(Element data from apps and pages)
────────────────
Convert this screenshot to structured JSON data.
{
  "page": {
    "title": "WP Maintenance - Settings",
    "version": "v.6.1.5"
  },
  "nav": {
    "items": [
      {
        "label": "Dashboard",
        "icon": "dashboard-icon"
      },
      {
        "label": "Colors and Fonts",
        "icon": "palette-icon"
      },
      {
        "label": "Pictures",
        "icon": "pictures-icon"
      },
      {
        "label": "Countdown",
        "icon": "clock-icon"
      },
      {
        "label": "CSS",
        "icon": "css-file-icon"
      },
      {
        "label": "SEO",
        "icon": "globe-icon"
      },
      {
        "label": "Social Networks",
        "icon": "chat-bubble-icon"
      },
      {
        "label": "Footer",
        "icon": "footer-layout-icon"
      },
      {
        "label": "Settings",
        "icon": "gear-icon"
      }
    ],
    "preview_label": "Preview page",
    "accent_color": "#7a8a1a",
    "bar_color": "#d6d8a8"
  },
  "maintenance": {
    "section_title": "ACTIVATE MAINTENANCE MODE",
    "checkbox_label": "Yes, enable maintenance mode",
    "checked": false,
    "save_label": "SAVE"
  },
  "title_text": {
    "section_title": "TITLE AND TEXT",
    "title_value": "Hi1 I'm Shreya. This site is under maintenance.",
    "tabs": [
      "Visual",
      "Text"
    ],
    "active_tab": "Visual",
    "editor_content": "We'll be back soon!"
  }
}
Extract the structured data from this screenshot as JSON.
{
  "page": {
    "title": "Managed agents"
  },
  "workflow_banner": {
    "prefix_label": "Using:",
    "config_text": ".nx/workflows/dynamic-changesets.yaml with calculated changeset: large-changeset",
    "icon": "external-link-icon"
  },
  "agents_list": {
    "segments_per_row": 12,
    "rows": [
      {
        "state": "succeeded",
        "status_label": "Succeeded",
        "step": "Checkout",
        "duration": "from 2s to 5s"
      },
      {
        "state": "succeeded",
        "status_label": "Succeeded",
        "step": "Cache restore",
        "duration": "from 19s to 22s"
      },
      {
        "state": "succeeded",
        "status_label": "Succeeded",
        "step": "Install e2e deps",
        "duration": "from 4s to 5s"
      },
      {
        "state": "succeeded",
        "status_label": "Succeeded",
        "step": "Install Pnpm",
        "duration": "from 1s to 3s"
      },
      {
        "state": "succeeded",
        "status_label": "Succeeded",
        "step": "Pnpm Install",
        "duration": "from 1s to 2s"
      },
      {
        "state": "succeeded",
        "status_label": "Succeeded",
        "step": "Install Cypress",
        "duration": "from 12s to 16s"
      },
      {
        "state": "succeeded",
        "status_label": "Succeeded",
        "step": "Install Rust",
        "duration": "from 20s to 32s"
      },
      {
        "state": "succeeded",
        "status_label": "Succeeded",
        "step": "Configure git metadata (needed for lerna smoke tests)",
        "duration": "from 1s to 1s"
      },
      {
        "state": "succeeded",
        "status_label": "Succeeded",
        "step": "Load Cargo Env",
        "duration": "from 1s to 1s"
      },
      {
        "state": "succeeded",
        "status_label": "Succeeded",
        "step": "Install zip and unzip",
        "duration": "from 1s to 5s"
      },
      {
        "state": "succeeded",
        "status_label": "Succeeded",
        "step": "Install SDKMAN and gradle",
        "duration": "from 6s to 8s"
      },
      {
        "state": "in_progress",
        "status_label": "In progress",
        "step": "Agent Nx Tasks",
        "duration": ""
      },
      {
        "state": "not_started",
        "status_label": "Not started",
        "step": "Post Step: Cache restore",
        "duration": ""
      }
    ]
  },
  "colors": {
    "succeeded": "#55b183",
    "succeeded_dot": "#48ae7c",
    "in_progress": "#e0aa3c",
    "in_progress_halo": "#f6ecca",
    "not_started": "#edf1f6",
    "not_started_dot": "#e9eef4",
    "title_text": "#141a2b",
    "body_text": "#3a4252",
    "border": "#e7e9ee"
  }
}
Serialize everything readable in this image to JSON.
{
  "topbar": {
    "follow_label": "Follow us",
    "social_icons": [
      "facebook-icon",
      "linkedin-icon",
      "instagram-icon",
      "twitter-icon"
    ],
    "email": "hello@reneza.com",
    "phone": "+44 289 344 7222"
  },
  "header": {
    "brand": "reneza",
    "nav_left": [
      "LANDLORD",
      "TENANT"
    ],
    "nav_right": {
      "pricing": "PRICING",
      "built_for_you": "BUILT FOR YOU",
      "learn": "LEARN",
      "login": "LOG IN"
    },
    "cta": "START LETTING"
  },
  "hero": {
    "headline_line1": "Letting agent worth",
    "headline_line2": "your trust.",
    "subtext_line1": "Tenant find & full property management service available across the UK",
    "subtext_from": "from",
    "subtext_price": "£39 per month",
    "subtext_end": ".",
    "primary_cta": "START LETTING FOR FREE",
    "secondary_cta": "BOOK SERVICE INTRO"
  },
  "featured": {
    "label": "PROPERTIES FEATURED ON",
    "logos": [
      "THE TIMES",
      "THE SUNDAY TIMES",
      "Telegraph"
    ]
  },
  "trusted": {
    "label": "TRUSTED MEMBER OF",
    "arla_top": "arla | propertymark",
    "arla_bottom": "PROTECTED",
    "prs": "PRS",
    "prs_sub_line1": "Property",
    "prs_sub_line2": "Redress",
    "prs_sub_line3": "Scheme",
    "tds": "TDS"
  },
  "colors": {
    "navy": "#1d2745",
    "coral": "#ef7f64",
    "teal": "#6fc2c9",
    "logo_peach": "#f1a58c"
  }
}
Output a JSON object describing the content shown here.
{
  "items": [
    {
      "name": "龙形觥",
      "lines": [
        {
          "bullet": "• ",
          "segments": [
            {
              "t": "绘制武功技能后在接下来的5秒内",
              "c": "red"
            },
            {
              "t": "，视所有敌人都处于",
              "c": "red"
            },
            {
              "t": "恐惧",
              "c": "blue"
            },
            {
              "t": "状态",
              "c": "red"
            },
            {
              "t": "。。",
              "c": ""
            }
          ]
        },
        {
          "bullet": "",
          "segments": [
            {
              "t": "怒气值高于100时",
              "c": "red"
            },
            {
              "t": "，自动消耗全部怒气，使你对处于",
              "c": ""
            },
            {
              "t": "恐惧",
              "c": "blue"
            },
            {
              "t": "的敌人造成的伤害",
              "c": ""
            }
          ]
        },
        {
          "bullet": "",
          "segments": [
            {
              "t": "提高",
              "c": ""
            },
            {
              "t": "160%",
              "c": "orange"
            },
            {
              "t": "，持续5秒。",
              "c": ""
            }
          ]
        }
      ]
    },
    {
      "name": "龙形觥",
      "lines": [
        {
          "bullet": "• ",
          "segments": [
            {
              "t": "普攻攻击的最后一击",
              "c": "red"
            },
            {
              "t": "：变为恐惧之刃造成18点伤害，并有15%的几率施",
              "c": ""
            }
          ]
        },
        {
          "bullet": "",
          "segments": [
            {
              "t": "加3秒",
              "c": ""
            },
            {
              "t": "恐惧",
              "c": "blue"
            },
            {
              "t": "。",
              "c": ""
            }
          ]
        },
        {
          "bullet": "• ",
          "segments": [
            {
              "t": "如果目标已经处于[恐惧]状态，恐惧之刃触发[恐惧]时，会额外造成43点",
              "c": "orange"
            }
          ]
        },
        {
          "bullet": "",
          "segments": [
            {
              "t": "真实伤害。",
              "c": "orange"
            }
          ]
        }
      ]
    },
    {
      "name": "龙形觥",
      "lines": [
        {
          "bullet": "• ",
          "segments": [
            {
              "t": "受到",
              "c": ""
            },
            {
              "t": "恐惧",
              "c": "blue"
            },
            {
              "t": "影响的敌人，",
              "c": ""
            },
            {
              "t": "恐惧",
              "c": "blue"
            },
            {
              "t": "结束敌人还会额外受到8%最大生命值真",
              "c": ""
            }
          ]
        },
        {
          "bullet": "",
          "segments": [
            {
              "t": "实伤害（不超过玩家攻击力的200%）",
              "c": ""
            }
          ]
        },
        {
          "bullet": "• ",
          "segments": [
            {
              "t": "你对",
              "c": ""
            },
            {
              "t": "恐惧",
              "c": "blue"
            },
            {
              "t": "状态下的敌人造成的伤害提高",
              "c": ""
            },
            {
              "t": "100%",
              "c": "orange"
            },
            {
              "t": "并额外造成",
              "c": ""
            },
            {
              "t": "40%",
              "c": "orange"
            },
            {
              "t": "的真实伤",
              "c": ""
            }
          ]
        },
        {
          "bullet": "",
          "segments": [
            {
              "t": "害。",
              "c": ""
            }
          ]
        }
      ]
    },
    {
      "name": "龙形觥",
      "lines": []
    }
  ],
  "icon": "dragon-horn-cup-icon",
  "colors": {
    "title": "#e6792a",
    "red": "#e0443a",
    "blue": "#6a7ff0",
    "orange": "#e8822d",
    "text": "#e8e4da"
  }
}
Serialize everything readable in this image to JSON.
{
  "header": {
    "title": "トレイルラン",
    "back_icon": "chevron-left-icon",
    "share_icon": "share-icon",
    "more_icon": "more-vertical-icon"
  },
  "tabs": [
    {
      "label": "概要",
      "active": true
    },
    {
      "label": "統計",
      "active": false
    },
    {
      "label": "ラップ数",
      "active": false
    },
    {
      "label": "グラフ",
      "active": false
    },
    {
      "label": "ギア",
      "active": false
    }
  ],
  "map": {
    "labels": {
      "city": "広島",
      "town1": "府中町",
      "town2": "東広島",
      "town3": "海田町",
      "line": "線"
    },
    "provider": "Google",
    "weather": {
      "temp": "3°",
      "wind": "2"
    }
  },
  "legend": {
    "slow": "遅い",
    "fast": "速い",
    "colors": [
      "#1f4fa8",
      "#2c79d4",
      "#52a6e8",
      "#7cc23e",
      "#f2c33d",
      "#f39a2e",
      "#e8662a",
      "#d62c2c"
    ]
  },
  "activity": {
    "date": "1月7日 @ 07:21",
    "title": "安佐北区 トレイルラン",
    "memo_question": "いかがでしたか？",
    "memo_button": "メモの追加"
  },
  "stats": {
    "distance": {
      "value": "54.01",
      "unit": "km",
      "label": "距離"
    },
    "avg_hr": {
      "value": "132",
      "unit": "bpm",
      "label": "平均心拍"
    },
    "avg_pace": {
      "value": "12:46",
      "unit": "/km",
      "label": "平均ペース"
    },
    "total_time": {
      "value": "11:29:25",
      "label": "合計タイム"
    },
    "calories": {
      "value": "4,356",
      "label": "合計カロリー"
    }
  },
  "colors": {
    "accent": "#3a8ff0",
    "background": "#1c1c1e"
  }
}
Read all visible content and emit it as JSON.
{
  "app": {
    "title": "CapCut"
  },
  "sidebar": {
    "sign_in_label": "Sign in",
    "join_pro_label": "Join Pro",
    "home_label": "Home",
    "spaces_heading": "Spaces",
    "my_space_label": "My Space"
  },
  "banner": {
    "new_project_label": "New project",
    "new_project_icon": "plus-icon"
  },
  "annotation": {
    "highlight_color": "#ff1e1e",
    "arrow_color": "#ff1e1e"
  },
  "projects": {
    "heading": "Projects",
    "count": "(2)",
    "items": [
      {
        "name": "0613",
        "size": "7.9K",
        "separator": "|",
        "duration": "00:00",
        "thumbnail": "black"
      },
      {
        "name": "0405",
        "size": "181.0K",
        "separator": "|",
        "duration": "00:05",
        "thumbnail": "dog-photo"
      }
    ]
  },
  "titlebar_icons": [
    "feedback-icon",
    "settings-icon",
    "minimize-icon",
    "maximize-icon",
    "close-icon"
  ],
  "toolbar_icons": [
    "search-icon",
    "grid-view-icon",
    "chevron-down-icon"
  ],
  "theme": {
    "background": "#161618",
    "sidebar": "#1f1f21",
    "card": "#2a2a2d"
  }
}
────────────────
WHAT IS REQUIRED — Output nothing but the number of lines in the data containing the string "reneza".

SOLUTION TO THIS TASK — 2